● **Exercise instructions**: Repeat the listing that follows character for character, omitting images.

● **Records shown**:

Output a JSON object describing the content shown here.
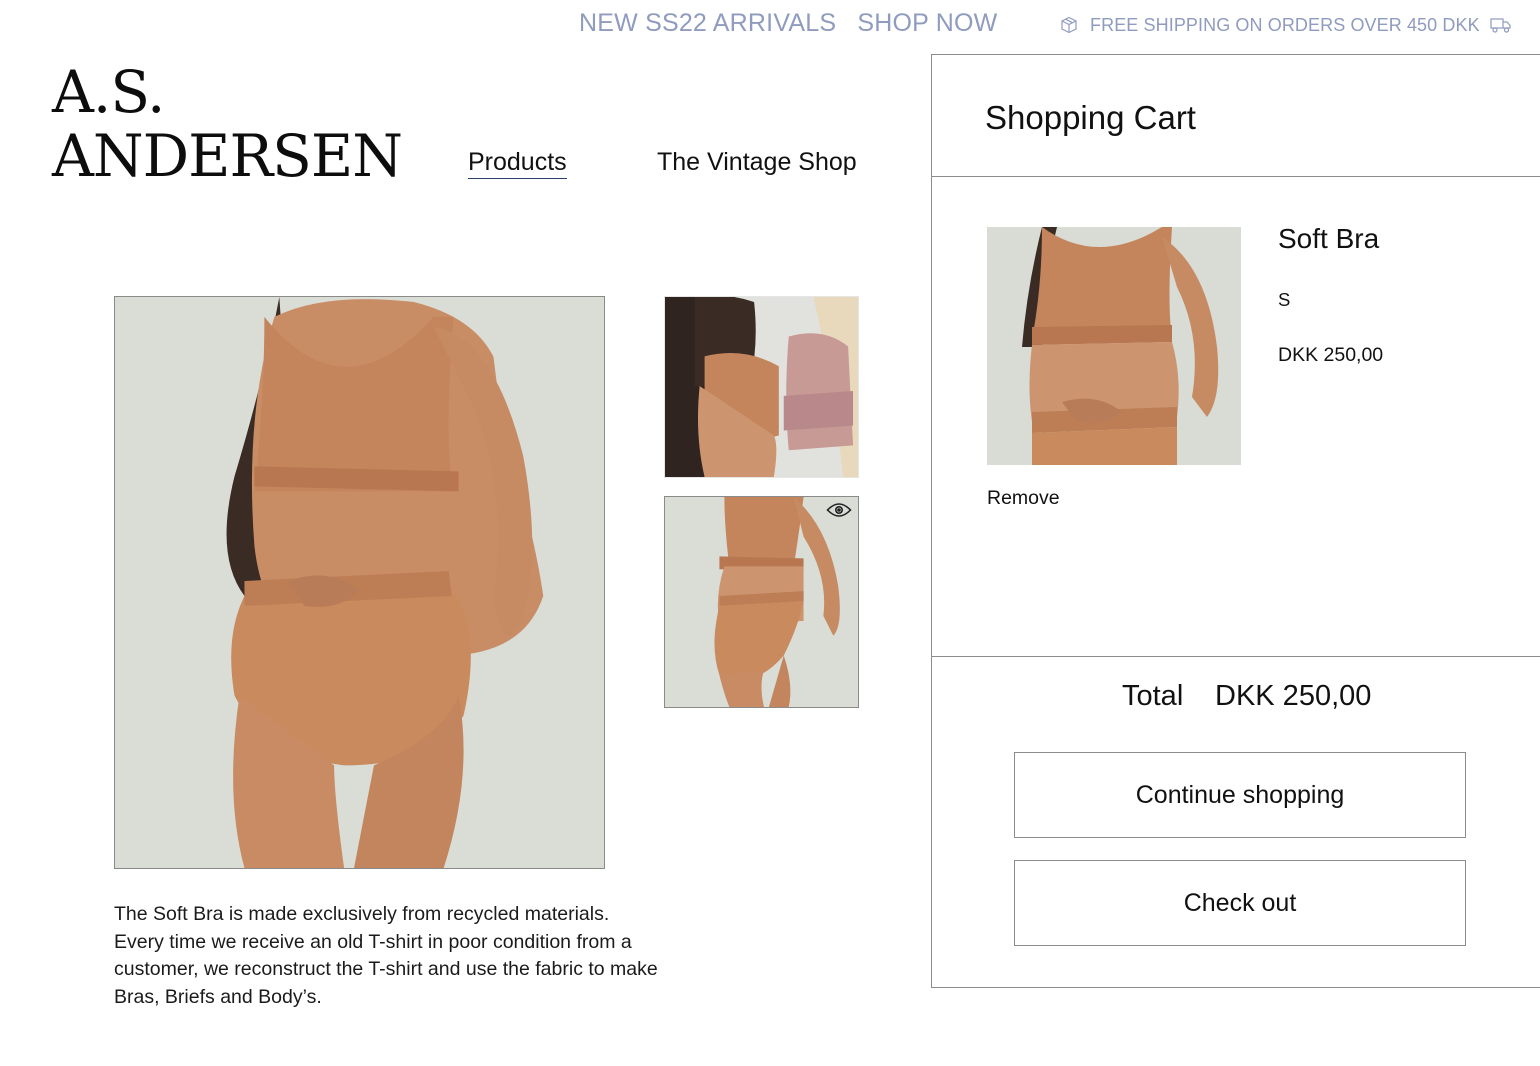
{
  "announcement": {
    "text": "NEW SS22 ARRIVALS",
    "link": "SHOP NOW"
  },
  "shipping": {
    "text": "FREE SHIPPING ON ORDERS OVER 450 DKK",
    "icon_left": "box-icon",
    "icon_right": "truck-icon"
  },
  "brand": {
    "line1": "A.S.",
    "line2": "ANDERSEN"
  },
  "nav": {
    "items": [
      {
        "label": "Products",
        "active": true
      },
      {
        "label": "The Vintage Shop",
        "active": false
      }
    ]
  },
  "product": {
    "description_lines": [
      "The Soft Bra is made exclusively from recycled materials.",
      "Every time we receive an old T-shirt in poor condition from a",
      "customer, we reconstruct the T-shirt and use the fabric to make",
      "Bras, Briefs and Body’s."
    ],
    "eye_icon": "eye-icon"
  },
  "cart": {
    "title": "Shopping Cart",
    "items": [
      {
        "name": "Soft Bra",
        "size": "S",
        "price": "DKK 250,00",
        "remove_label": "Remove"
      }
    ],
    "total_label": "Total",
    "total_value": "DKK 250,00",
    "continue_label": "Continue shopping",
    "checkout_label": "Check out"
  },
  "colors": {
    "announcement": "#8f9bbf",
    "nav_underline": "#2b3f6a",
    "product_tone": "#c98a5e",
    "photo_background": "#d9dbd5",
    "border": "#8c8c8c"
  }
}
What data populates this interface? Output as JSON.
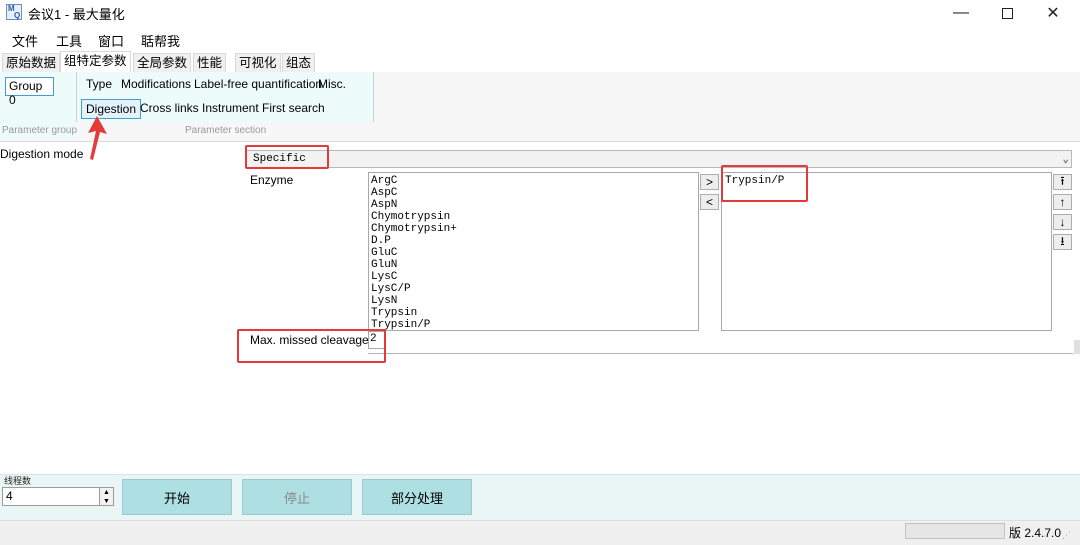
{
  "window": {
    "title": "会议1 - 最大量化",
    "app_icon_text": [
      "M",
      "Q"
    ]
  },
  "menu": [
    "文件",
    "工具",
    "窗口",
    "聒帮我"
  ],
  "tabs": [
    {
      "label": "原始数据",
      "active": false
    },
    {
      "label": "组特定参数",
      "active": true
    },
    {
      "label": "全局参数",
      "active": false
    },
    {
      "label": "性能",
      "active": false
    },
    {
      "label": "可视化",
      "active": false
    },
    {
      "label": "组态",
      "active": false
    }
  ],
  "ribbon": {
    "group_button": "Group 0",
    "parameter_group_label": "Parameter group",
    "parameter_section_label": "Parameter section",
    "sections_row1": [
      "Type",
      "Modifications",
      "Label-free quantification",
      "Misc."
    ],
    "sections_row2": [
      "Digestion",
      "Cross links",
      "Instrument",
      "First search"
    ],
    "active_section": "Digestion"
  },
  "digestion": {
    "mode_label": "Digestion mode",
    "mode_value": "Specific",
    "enzyme_label": "Enzyme",
    "available_enzymes": [
      "ArgC",
      "AspC",
      "AspN",
      "Chymotrypsin",
      "Chymotrypsin+",
      "D.P",
      "GluC",
      "GluN",
      "LysC",
      "LysC/P",
      "LysN",
      "Trypsin",
      "Trypsin/P"
    ],
    "selected_enzymes": [
      "Trypsin/P"
    ],
    "add_symbol": ">",
    "remove_symbol": "<",
    "reorder_symbols": [
      "⭱",
      "↑",
      "↓",
      "⭳"
    ],
    "max_missed_label": "Max. missed cleavages",
    "max_missed_value": "2"
  },
  "bottom": {
    "threads_label": "线程数",
    "threads_value": "4",
    "start_button": "开始",
    "stop_button": "停止",
    "partial_button": "部分处理"
  },
  "status": {
    "version": "版 2.4.7.0"
  },
  "colors": {
    "annotation_red": "#e53a3a",
    "accent_blue": "#4a9ad0",
    "button_teal": "#aedfe2",
    "panel_teal": "#eefbfb"
  }
}
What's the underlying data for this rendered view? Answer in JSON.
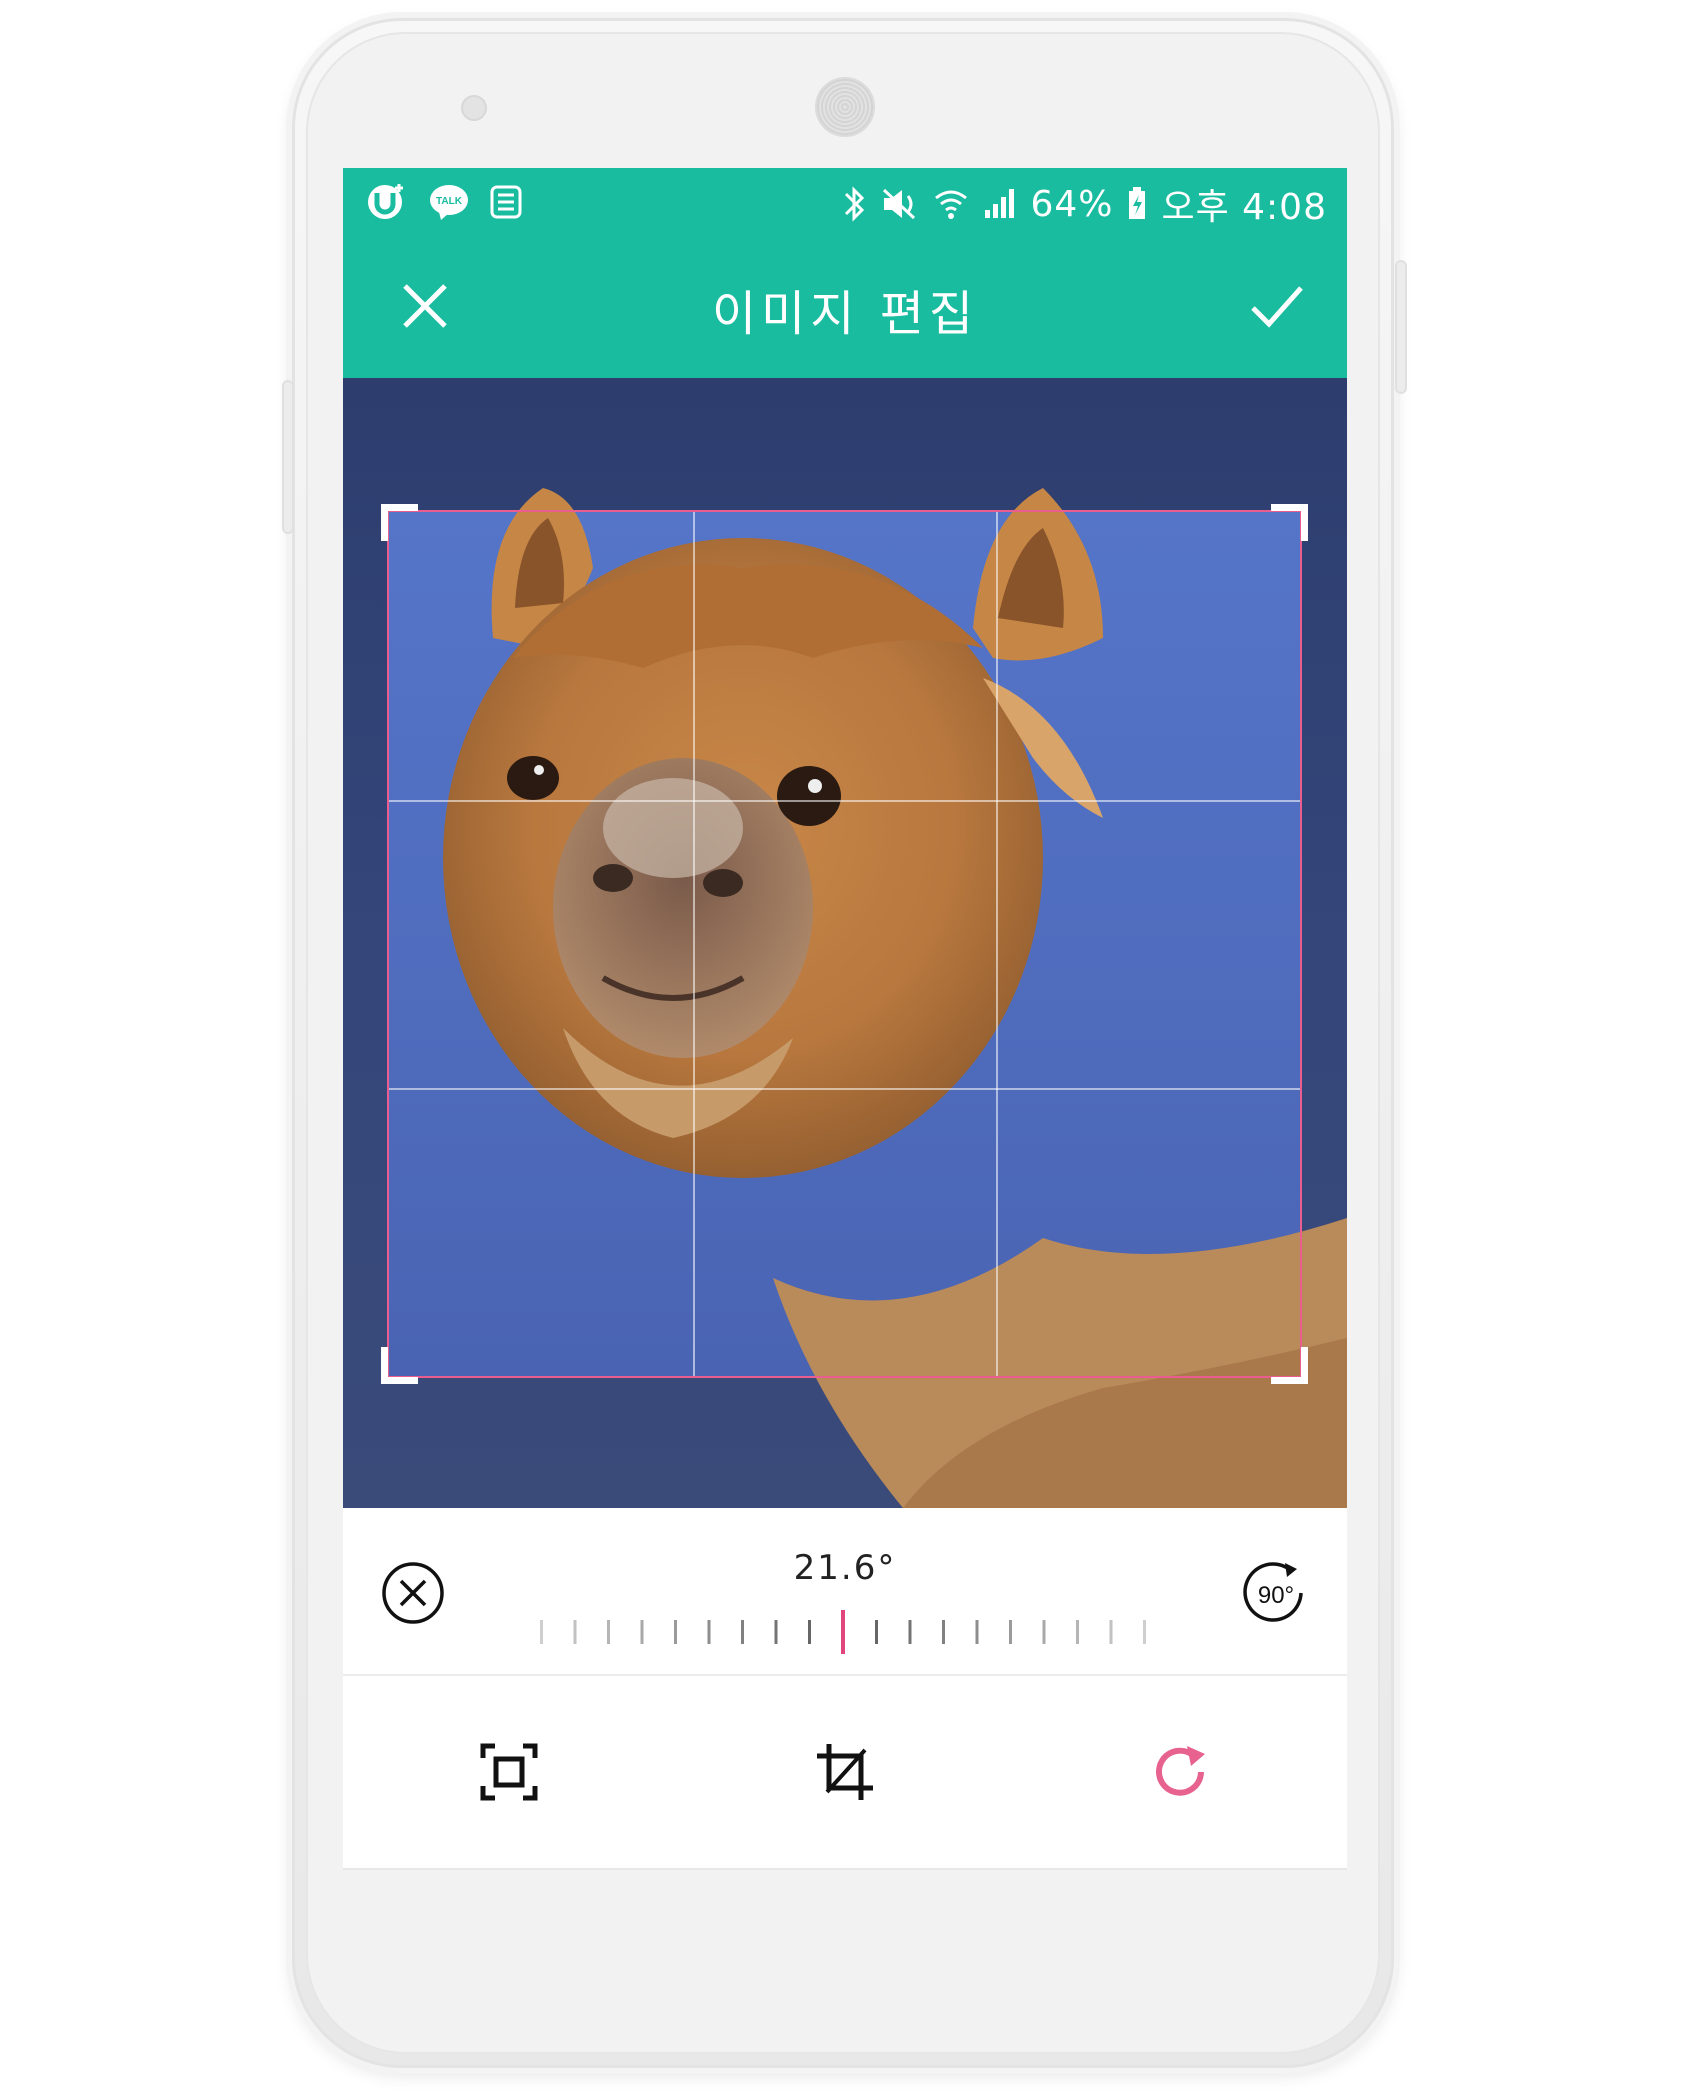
{
  "status_bar": {
    "left_icons": [
      "u-plus-icon",
      "kakaotalk-icon",
      "message-icon"
    ],
    "kakao_label": "TALK",
    "right_icons": [
      "bluetooth-icon",
      "mute-icon",
      "wifi-icon",
      "signal-icon",
      "battery-charging-icon"
    ],
    "battery": "64%",
    "time": "오후 4:08"
  },
  "app_bar": {
    "title": "이미지 편집",
    "close_icon": "close-icon",
    "confirm_icon": "check-icon"
  },
  "crop": {
    "grid": "3x3",
    "frame_color": "#ea5d8f"
  },
  "rotation": {
    "angle": "21.6°",
    "reset_icon": "circle-x-icon",
    "rotate90_label": "90°",
    "indicator_color": "#e0457b"
  },
  "toolbar": {
    "tools": [
      {
        "name": "aspect-ratio",
        "icon": "fit-frame-icon",
        "active": false
      },
      {
        "name": "crop",
        "icon": "crop-icon",
        "active": false
      },
      {
        "name": "rotate",
        "icon": "rotate-icon",
        "active": true
      }
    ],
    "active_color": "#e8628f"
  },
  "colors": {
    "primary": "#1abc9f",
    "sky": "#4a6bb8"
  }
}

● **Answer box**:
Output a JSON object describing the content shown here.
{
  "announcement": {
    "text": "NEW SS22 ARRIVALS",
    "link": "SHOP NOW"
  },
  "shipping": {
    "text": "FREE SHIPPING ON ORDERS OVER 450 DKK",
    "icon_left": "box-icon",
    "icon_right": "truck-icon"
  },
  "brand": {
    "line1": "A.S.",
    "line2": "ANDERSEN"
  },
  "nav": {
    "items": [
      {
        "label": "Products",
        "active": true
      },
      {
        "label": "The Vintage Shop",
        "active": false
      }
    ]
  },
  "product": {
    "description_lines": [
      "The Soft Bra is made exclusively from recycled materials.",
      "Every time we receive an old T-shirt in poor condition from a",
      "customer, we reconstruct the T-shirt and use the fabric to make",
      "Bras, Briefs and Body’s."
    ],
    "eye_icon": "eye-icon"
  },
  "cart": {
    "title": "Shopping Cart",
    "items": [
      {
        "name": "Soft Bra",
        "size": "S",
        "price": "DKK 250,00",
        "remove_label": "Remove"
      }
    ],
    "total_label": "Total",
    "total_value": "DKK 250,00",
    "continue_label": "Continue shopping",
    "checkout_label": "Check out"
  },
  "colors": {
    "announcement": "#8f9bbf",
    "nav_underline": "#2b3f6a",
    "product_tone": "#c98a5e",
    "photo_background": "#d9dbd5",
    "border": "#8c8c8c"
  }
}
What data populates this interface? Output as JSON.
{
  "window": {
    "title": "会议1 - 最大量化",
    "app_icon_text": [
      "M",
      "Q"
    ]
  },
  "menu": [
    "文件",
    "工具",
    "窗口",
    "聒帮我"
  ],
  "tabs": [
    {
      "label": "原始数据",
      "active": false
    },
    {
      "label": "组特定参数",
      "active": true
    },
    {
      "label": "全局参数",
      "active": false
    },
    {
      "label": "性能",
      "active": false
    },
    {
      "label": "可视化",
      "active": false
    },
    {
      "label": "组态",
      "active": false
    }
  ],
  "ribbon": {
    "group_button": "Group 0",
    "parameter_group_label": "Parameter group",
    "parameter_section_label": "Parameter section",
    "sections_row1": [
      "Type",
      "Modifications",
      "Label-free quantification",
      "Misc."
    ],
    "sections_row2": [
      "Digestion",
      "Cross links",
      "Instrument",
      "First search"
    ],
    "active_section": "Digestion"
  },
  "digestion": {
    "mode_label": "Digestion mode",
    "mode_value": "Specific",
    "enzyme_label": "Enzyme",
    "available_enzymes": [
      "ArgC",
      "AspC",
      "AspN",
      "Chymotrypsin",
      "Chymotrypsin+",
      "D.P",
      "GluC",
      "GluN",
      "LysC",
      "LysC/P",
      "LysN",
      "Trypsin",
      "Trypsin/P"
    ],
    "selected_enzymes": [
      "Trypsin/P"
    ],
    "add_symbol": ">",
    "remove_symbol": "<",
    "reorder_symbols": [
      "⭱",
      "↑",
      "↓",
      "⭳"
    ],
    "max_missed_label": "Max. missed cleavages",
    "max_missed_value": "2"
  },
  "bottom": {
    "threads_label": "线程数",
    "threads_value": "4",
    "start_button": "开始",
    "stop_button": "停止",
    "partial_button": "部分处理"
  },
  "status": {
    "version": "版 2.4.7.0"
  },
  "colors": {
    "annotation_red": "#e53a3a",
    "accent_blue": "#4a9ad0",
    "button_teal": "#aedfe2",
    "panel_teal": "#eefbfb"
  }
}
What's the underlying data for this rendered view? Answer in JSON.
{
  "status_bar": {
    "left_icons": [
      "u-plus-icon",
      "kakaotalk-icon",
      "message-icon"
    ],
    "kakao_label": "TALK",
    "right_icons": [
      "bluetooth-icon",
      "mute-icon",
      "wifi-icon",
      "signal-icon",
      "battery-charging-icon"
    ],
    "battery": "64%",
    "time": "오후 4:08"
  },
  "app_bar": {
    "title": "이미지 편집",
    "close_icon": "close-icon",
    "confirm_icon": "check-icon"
  },
  "crop": {
    "grid": "3x3",
    "frame_color": "#ea5d8f"
  },
  "rotation": {
    "angle": "21.6°",
    "reset_icon": "circle-x-icon",
    "rotate90_label": "90°",
    "indicator_color": "#e0457b"
  },
  "toolbar": {
    "tools": [
      {
        "name": "aspect-ratio",
        "icon": "fit-frame-icon",
        "active": false
      },
      {
        "name": "crop",
        "icon": "crop-icon",
        "active": false
      },
      {
        "name": "rotate",
        "icon": "rotate-icon",
        "active": true
      }
    ],
    "active_color": "#e8628f"
  },
  "colors": {
    "primary": "#1abc9f",
    "sky": "#4a6bb8"
  }
}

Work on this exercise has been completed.